►

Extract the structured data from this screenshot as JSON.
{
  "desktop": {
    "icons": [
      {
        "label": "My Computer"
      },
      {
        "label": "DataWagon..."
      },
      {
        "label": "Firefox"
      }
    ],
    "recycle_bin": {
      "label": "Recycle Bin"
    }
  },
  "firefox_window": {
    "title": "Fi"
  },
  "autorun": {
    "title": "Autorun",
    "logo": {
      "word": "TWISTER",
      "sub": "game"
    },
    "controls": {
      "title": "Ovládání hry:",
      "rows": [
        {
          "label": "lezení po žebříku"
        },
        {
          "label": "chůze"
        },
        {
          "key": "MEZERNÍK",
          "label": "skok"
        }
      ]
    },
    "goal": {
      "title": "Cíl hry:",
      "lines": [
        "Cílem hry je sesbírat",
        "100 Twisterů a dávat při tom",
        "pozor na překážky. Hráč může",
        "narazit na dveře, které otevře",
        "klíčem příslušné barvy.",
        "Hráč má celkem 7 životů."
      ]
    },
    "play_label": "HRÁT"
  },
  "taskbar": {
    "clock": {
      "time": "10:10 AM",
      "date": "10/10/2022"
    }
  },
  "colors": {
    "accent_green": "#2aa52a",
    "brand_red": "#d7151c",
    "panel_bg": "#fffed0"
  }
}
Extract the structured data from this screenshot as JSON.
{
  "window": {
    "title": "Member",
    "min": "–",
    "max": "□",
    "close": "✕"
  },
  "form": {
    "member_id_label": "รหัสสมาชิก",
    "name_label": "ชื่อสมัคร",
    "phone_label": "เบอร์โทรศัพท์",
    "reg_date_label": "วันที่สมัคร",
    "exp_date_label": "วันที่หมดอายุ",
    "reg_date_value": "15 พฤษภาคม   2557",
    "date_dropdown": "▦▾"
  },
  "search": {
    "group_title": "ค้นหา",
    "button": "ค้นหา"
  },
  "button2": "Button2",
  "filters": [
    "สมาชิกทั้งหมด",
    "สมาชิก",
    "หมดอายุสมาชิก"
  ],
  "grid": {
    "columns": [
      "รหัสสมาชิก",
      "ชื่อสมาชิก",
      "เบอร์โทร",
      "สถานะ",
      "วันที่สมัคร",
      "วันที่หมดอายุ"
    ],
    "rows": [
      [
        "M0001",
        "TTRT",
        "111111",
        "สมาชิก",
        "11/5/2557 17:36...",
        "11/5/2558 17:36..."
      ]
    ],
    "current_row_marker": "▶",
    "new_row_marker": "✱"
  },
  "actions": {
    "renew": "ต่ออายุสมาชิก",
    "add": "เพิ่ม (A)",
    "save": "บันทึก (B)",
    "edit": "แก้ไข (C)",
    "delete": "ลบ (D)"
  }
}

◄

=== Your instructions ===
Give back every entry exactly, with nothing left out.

=== Written response ===
Extract the structured data from this screenshot as JSON.
{
  "desktop": {
    "icons": [
      {
        "label": "My Computer"
      },
      {
        "label": "DataWagon..."
      },
      {
        "label": "Firefox"
      }
    ],
    "recycle_bin": {
      "label": "Recycle Bin"
    }
  },
  "firefox_window": {
    "title": "Fi"
  },
  "autorun": {
    "title": "Autorun",
    "logo": {
      "word": "TWISTER",
      "sub": "game"
    },
    "controls": {
      "title": "Ovládání hry:",
      "rows": [
        {
          "label": "lezení po žebříku"
        },
        {
          "label": "chůze"
        },
        {
          "key": "MEZERNÍK",
          "label": "skok"
        }
      ]
    },
    "goal": {
      "title": "Cíl hry:",
      "lines": [
        "Cílem hry je sesbírat",
        "100 Twisterů a dávat při tom",
        "pozor na překážky. Hráč může",
        "narazit na dveře, které otevře",
        "klíčem příslušné barvy.",
        "Hráč má celkem 7 životů."
      ]
    },
    "play_label": "HRÁT"
  },
  "taskbar": {
    "clock": {
      "time": "10:10 AM",
      "date": "10/10/2022"
    }
  },
  "colors": {
    "accent_green": "#2aa52a",
    "brand_red": "#d7151c",
    "panel_bg": "#fffed0"
  }
}
Extract the structured data from this screenshot as JSON.
{
  "window": {
    "title": "Member",
    "min": "–",
    "max": "□",
    "close": "✕"
  },
  "form": {
    "member_id_label": "รหัสสมาชิก",
    "name_label": "ชื่อสมัคร",
    "phone_label": "เบอร์โทรศัพท์",
    "reg_date_label": "วันที่สมัคร",
    "exp_date_label": "วันที่หมดอายุ",
    "reg_date_value": "15 พฤษภาคม   2557",
    "date_dropdown": "▦▾"
  },
  "search": {
    "group_title": "ค้นหา",
    "button": "ค้นหา"
  },
  "button2": "Button2",
  "filters": [
    "สมาชิกทั้งหมด",
    "สมาชิก",
    "หมดอายุสมาชิก"
  ],
  "grid": {
    "columns": [
      "รหัสสมาชิก",
      "ชื่อสมาชิก",
      "เบอร์โทร",
      "สถานะ",
      "วันที่สมัคร",
      "วันที่หมดอายุ"
    ],
    "rows": [
      [
        "M0001",
        "TTRT",
        "111111",
        "สมาชิก",
        "11/5/2557 17:36...",
        "11/5/2558 17:36..."
      ]
    ],
    "current_row_marker": "▶",
    "new_row_marker": "✱"
  },
  "actions": {
    "renew": "ต่ออายุสมาชิก",
    "add": "เพิ่ม (A)",
    "save": "บันทึก (B)",
    "edit": "แก้ไข (C)",
    "delete": "ลบ (D)"
  }
}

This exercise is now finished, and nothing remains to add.